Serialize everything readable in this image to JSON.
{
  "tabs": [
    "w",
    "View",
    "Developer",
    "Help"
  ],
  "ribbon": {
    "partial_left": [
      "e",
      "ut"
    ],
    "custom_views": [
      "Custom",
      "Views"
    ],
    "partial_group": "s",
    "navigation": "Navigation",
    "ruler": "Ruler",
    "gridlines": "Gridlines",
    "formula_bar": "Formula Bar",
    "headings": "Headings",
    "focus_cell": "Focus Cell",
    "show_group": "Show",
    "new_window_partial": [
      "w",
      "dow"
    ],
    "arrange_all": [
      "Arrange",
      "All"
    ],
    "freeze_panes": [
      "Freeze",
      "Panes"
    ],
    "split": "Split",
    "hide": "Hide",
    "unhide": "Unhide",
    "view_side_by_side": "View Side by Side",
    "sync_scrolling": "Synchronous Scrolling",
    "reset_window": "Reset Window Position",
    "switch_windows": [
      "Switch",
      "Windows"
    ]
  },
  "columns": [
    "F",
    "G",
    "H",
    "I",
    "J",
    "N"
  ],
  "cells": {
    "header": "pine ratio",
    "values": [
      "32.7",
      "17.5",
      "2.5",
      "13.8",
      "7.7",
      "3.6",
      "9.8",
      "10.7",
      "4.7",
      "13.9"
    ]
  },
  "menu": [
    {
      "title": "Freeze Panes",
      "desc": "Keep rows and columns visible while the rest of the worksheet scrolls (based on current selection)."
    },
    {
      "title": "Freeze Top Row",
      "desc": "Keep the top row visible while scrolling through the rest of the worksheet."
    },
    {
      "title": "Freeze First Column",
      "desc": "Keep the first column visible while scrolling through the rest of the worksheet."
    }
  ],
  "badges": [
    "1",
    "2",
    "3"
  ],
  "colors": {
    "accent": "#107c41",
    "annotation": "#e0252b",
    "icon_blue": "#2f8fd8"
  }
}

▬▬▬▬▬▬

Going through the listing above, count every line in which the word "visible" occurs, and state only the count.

Answer section: 3